# WHAT THE TASK REQUIRES:
Write out all records as given; omit images.

# MATERIALS PROVIDED:
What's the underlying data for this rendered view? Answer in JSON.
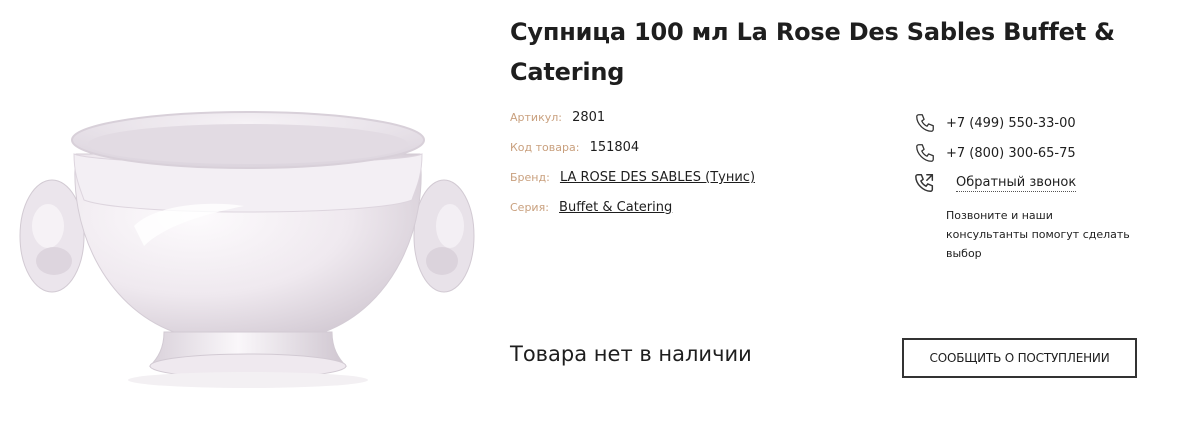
{
  "product": {
    "title": "Супница 100 мл La Rose Des Sables Buffet & Catering",
    "image_alt": "soup-bowl-icon"
  },
  "specs": {
    "article_label": "Артикул:",
    "article_value": "2801",
    "code_label": "Код товара:",
    "code_value": "151804",
    "brand_label": "Бренд:",
    "brand_value": "LA ROSE DES SABLES (Тунис)",
    "series_label": "Серия:",
    "series_value": "Buffet & Catering"
  },
  "contacts": {
    "phone_1": "+7 (499) 550-33-00",
    "phone_2": "+7 (800) 300-65-75",
    "callback_label": "Обратный звонок",
    "note": "Позвоните и наши консультанты помогут сделать выбор",
    "icons": [
      "phone-icon",
      "phone-icon",
      "callback-icon"
    ]
  },
  "availability": {
    "status": "Товара нет в наличии",
    "notify_button": "СООБЩИТЬ О ПОСТУПЛЕНИИ"
  },
  "colors": {
    "label": "#c9a07e",
    "text": "#1e1e1e",
    "button_border": "#333333"
  }
}
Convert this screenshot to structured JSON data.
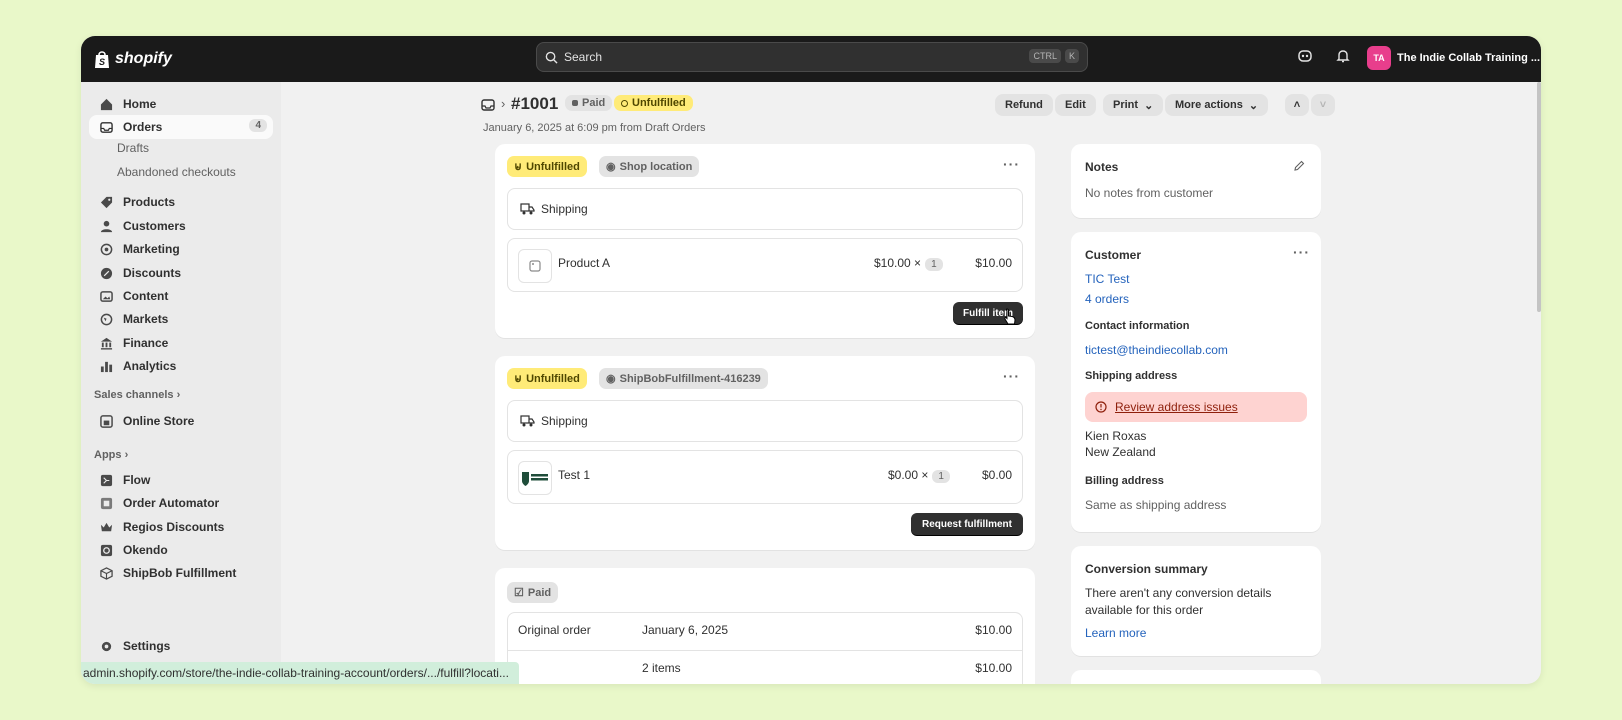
{
  "topbar": {
    "logo_text": "shopify",
    "search_placeholder": "Search",
    "kbd_ctrl": "CTRL",
    "kbd_k": "K",
    "avatar_initials": "TA",
    "store_name": "The Indie Collab Training ..."
  },
  "sidebar": {
    "home": "Home",
    "orders": "Orders",
    "orders_count": "4",
    "drafts": "Drafts",
    "abandoned": "Abandoned checkouts",
    "products": "Products",
    "customers": "Customers",
    "marketing": "Marketing",
    "discounts": "Discounts",
    "content": "Content",
    "markets": "Markets",
    "finance": "Finance",
    "analytics": "Analytics",
    "sales_channels": "Sales channels",
    "online_store": "Online Store",
    "apps": "Apps",
    "flow": "Flow",
    "order_automator": "Order Automator",
    "regios": "Regios Discounts",
    "okendo": "Okendo",
    "shipbob": "ShipBob Fulfillment",
    "settings": "Settings"
  },
  "status_url": "admin.shopify.com/store/the-indie-collab-training-account/orders/.../fulfill?locati...",
  "header": {
    "order_number": "#1001",
    "paid_badge": "Paid",
    "unfulfilled_badge": "Unfulfilled",
    "subtitle": "January 6, 2025 at 6:09 pm from Draft Orders",
    "refund": "Refund",
    "edit": "Edit",
    "print": "Print",
    "more_actions": "More actions"
  },
  "fulfillment1": {
    "status": "Unfulfilled",
    "location": "Shop location",
    "shipping": "Shipping",
    "product": "Product A",
    "price": "$10.00",
    "times": "×",
    "qty": "1",
    "total": "$10.00",
    "button": "Fulfill item"
  },
  "fulfillment2": {
    "status": "Unfulfilled",
    "location": "ShipBobFulfillment-416239",
    "shipping": "Shipping",
    "product": "Test 1",
    "price": "$0.00",
    "times": "×",
    "qty": "1",
    "total": "$0.00",
    "button": "Request fulfillment"
  },
  "payment": {
    "status": "Paid",
    "row1_label": "Original order",
    "row1_mid": "January 6, 2025",
    "row1_value": "$10.00",
    "row2_mid": "2 items",
    "row2_value": "$10.00"
  },
  "notes": {
    "title": "Notes",
    "text": "No notes from customer"
  },
  "customer": {
    "title": "Customer",
    "name": "TIC Test",
    "orders": "4 orders",
    "contact_title": "Contact information",
    "email": "tictest@theindiecollab.com",
    "shipping_title": "Shipping address",
    "review": "Review address issues",
    "addr1": "Kien Roxas",
    "addr2": "New Zealand",
    "billing_title": "Billing address",
    "billing_text": "Same as shipping address"
  },
  "conversion": {
    "title": "Conversion summary",
    "text1": "There aren't any conversion details",
    "text2": "available for this order",
    "learn": "Learn more"
  }
}
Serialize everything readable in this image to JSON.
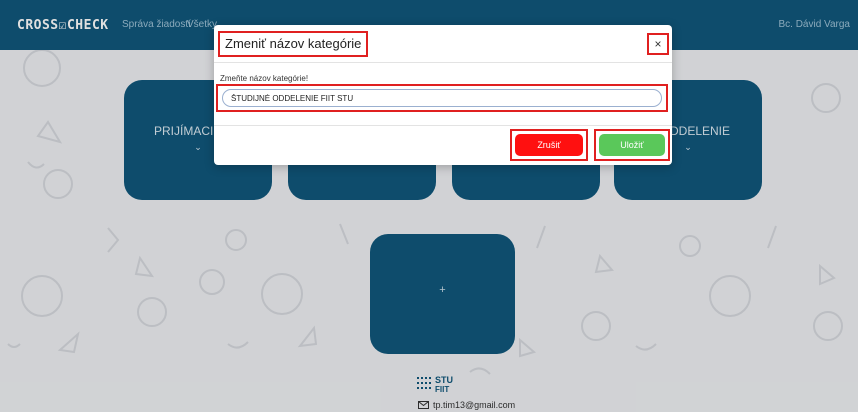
{
  "navbar": {
    "brand": "CROSS☑CHECK",
    "links": [
      "Správa žiadostí",
      "Všetky"
    ],
    "user": "Bc. Dávid Varga"
  },
  "tiles": [
    {
      "title": "PRIJÍMACIE KO",
      "chevron": "⌄"
    },
    {
      "title": "",
      "chevron": ""
    },
    {
      "title": "",
      "chevron": ""
    },
    {
      "title": "IÉ ODDELENIE",
      "chevron": "⌄"
    }
  ],
  "add_tile": {
    "label": "+"
  },
  "footer": {
    "logo_top": "STU",
    "logo_bottom": "FIIT",
    "email": "tp.tim13@gmail.com"
  },
  "modal": {
    "title": "Zmeniť názov kategórie",
    "close_label": "×",
    "field_label": "Zmeňte názov kategórie!",
    "field_value": "ŠTUDIJNÉ ODDELENIE FIIT STU",
    "cancel_label": "Zrušiť",
    "save_label": "Uložiť"
  },
  "colors": {
    "navbar": "#10577b",
    "cancel": "#ff1010",
    "save": "#5ac85a",
    "highlight": "#e02020"
  }
}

# EXERCISE SOLUTION:
What's the underlying data for this rendered view? Answer in JSON.
{
  "product": {
    "title": "Супница 100 мл La Rose Des Sables Buffet & Catering",
    "image_alt": "soup-bowl-icon"
  },
  "specs": {
    "article_label": "Артикул:",
    "article_value": "2801",
    "code_label": "Код товара:",
    "code_value": "151804",
    "brand_label": "Бренд:",
    "brand_value": "LA ROSE DES SABLES (Тунис)",
    "series_label": "Серия:",
    "series_value": "Buffet & Catering"
  },
  "contacts": {
    "phone_1": "+7 (499) 550-33-00",
    "phone_2": "+7 (800) 300-65-75",
    "callback_label": "Обратный звонок",
    "note": "Позвоните и наши консультанты помогут сделать выбор",
    "icons": [
      "phone-icon",
      "phone-icon",
      "callback-icon"
    ]
  },
  "availability": {
    "status": "Товара нет в наличии",
    "notify_button": "СООБЩИТЬ О ПОСТУПЛЕНИИ"
  },
  "colors": {
    "label": "#c9a07e",
    "text": "#1e1e1e",
    "button_border": "#333333"
  }
}
Convert this screenshot to structured JSON data.
{
  "topbar": {
    "logo_text": "shopify",
    "search_placeholder": "Search",
    "kbd_ctrl": "CTRL",
    "kbd_k": "K",
    "avatar_initials": "TA",
    "store_name": "The Indie Collab Training ..."
  },
  "sidebar": {
    "home": "Home",
    "orders": "Orders",
    "orders_count": "4",
    "drafts": "Drafts",
    "abandoned": "Abandoned checkouts",
    "products": "Products",
    "customers": "Customers",
    "marketing": "Marketing",
    "discounts": "Discounts",
    "content": "Content",
    "markets": "Markets",
    "finance": "Finance",
    "analytics": "Analytics",
    "sales_channels": "Sales channels",
    "online_store": "Online Store",
    "apps": "Apps",
    "flow": "Flow",
    "order_automator": "Order Automator",
    "regios": "Regios Discounts",
    "okendo": "Okendo",
    "shipbob": "ShipBob Fulfillment",
    "settings": "Settings"
  },
  "status_url": "admin.shopify.com/store/the-indie-collab-training-account/orders/.../fulfill?locati...",
  "header": {
    "order_number": "#1001",
    "paid_badge": "Paid",
    "unfulfilled_badge": "Unfulfilled",
    "subtitle": "January 6, 2025 at 6:09 pm from Draft Orders",
    "refund": "Refund",
    "edit": "Edit",
    "print": "Print",
    "more_actions": "More actions"
  },
  "fulfillment1": {
    "status": "Unfulfilled",
    "location": "Shop location",
    "shipping": "Shipping",
    "product": "Product A",
    "price": "$10.00",
    "times": "×",
    "qty": "1",
    "total": "$10.00",
    "button": "Fulfill item"
  },
  "fulfillment2": {
    "status": "Unfulfilled",
    "location": "ShipBobFulfillment-416239",
    "shipping": "Shipping",
    "product": "Test 1",
    "price": "$0.00",
    "times": "×",
    "qty": "1",
    "total": "$0.00",
    "button": "Request fulfillment"
  },
  "payment": {
    "status": "Paid",
    "row1_label": "Original order",
    "row1_mid": "January 6, 2025",
    "row1_value": "$10.00",
    "row2_mid": "2 items",
    "row2_value": "$10.00"
  },
  "notes": {
    "title": "Notes",
    "text": "No notes from customer"
  },
  "customer": {
    "title": "Customer",
    "name": "TIC Test",
    "orders": "4 orders",
    "contact_title": "Contact information",
    "email": "tictest@theindiecollab.com",
    "shipping_title": "Shipping address",
    "review": "Review address issues",
    "addr1": "Kien Roxas",
    "addr2": "New Zealand",
    "billing_title": "Billing address",
    "billing_text": "Same as shipping address"
  },
  "conversion": {
    "title": "Conversion summary",
    "text1": "There aren't any conversion details",
    "text2": "available for this order",
    "learn": "Learn more"
  }
}
Serialize everything readable in this image to JSON.
{
  "navbar": {
    "brand": "CROSS☑CHECK",
    "links": [
      "Správa žiadostí",
      "Všetky"
    ],
    "user": "Bc. Dávid Varga"
  },
  "tiles": [
    {
      "title": "PRIJÍMACIE KO",
      "chevron": "⌄"
    },
    {
      "title": "",
      "chevron": ""
    },
    {
      "title": "",
      "chevron": ""
    },
    {
      "title": "IÉ ODDELENIE",
      "chevron": "⌄"
    }
  ],
  "add_tile": {
    "label": "+"
  },
  "footer": {
    "logo_top": "STU",
    "logo_bottom": "FIIT",
    "email": "tp.tim13@gmail.com"
  },
  "modal": {
    "title": "Zmeniť názov kategórie",
    "close_label": "×",
    "field_label": "Zmeňte názov kategórie!",
    "field_value": "ŠTUDIJNÉ ODDELENIE FIIT STU",
    "cancel_label": "Zrušiť",
    "save_label": "Uložiť"
  },
  "colors": {
    "navbar": "#10577b",
    "cancel": "#ff1010",
    "save": "#5ac85a",
    "highlight": "#e02020"
  }
}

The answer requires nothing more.